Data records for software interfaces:
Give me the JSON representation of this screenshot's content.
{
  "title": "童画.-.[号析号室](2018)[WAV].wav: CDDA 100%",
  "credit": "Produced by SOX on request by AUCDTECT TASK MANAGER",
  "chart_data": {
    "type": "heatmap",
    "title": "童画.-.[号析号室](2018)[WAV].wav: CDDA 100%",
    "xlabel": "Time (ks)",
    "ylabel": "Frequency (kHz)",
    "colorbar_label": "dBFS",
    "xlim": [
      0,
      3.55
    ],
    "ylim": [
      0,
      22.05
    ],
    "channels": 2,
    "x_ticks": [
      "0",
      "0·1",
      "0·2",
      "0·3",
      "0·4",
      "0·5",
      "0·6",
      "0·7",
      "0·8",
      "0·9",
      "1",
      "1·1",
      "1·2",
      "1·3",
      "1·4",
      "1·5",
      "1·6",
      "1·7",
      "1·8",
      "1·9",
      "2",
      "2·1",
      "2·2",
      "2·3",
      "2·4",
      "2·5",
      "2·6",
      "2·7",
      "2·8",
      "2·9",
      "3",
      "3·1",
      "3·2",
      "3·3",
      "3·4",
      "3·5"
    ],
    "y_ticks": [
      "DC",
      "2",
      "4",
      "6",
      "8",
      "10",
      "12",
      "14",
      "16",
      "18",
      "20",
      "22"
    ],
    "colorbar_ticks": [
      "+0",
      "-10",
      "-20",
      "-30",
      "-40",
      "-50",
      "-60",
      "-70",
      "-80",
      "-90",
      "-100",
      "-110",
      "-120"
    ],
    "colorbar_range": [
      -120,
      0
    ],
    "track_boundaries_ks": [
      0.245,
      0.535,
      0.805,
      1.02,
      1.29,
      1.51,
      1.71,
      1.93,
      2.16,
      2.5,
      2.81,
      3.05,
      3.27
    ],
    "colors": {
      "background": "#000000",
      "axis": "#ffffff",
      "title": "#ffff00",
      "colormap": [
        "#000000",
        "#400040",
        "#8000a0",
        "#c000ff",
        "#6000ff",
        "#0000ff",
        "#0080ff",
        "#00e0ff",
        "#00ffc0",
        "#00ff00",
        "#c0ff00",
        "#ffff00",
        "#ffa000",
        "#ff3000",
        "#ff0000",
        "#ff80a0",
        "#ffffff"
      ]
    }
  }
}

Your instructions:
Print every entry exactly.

Solution for this exercise:
Give me the JSON representation of this screenshot's content.
{
  "title": "童画.-.[号析号室](2018)[WAV].wav: CDDA 100%",
  "credit": "Produced by SOX on request by AUCDTECT TASK MANAGER",
  "chart_data": {
    "type": "heatmap",
    "title": "童画.-.[号析号室](2018)[WAV].wav: CDDA 100%",
    "xlabel": "Time (ks)",
    "ylabel": "Frequency (kHz)",
    "colorbar_label": "dBFS",
    "xlim": [
      0,
      3.55
    ],
    "ylim": [
      0,
      22.05
    ],
    "channels": 2,
    "x_ticks": [
      "0",
      "0·1",
      "0·2",
      "0·3",
      "0·4",
      "0·5",
      "0·6",
      "0·7",
      "0·8",
      "0·9",
      "1",
      "1·1",
      "1·2",
      "1·3",
      "1·4",
      "1·5",
      "1·6",
      "1·7",
      "1·8",
      "1·9",
      "2",
      "2·1",
      "2·2",
      "2·3",
      "2·4",
      "2·5",
      "2·6",
      "2·7",
      "2·8",
      "2·9",
      "3",
      "3·1",
      "3·2",
      "3·3",
      "3·4",
      "3·5"
    ],
    "y_ticks": [
      "DC",
      "2",
      "4",
      "6",
      "8",
      "10",
      "12",
      "14",
      "16",
      "18",
      "20",
      "22"
    ],
    "colorbar_ticks": [
      "+0",
      "-10",
      "-20",
      "-30",
      "-40",
      "-50",
      "-60",
      "-70",
      "-80",
      "-90",
      "-100",
      "-110",
      "-120"
    ],
    "colorbar_range": [
      -120,
      0
    ],
    "track_boundaries_ks": [
      0.245,
      0.535,
      0.805,
      1.02,
      1.29,
      1.51,
      1.71,
      1.93,
      2.16,
      2.5,
      2.81,
      3.05,
      3.27
    ],
    "colors": {
      "background": "#000000",
      "axis": "#ffffff",
      "title": "#ffff00",
      "colormap": [
        "#000000",
        "#400040",
        "#8000a0",
        "#c000ff",
        "#6000ff",
        "#0000ff",
        "#0080ff",
        "#00e0ff",
        "#00ffc0",
        "#00ff00",
        "#c0ff00",
        "#ffff00",
        "#ffa000",
        "#ff3000",
        "#ff0000",
        "#ff80a0",
        "#ffffff"
      ]
    }
  }
}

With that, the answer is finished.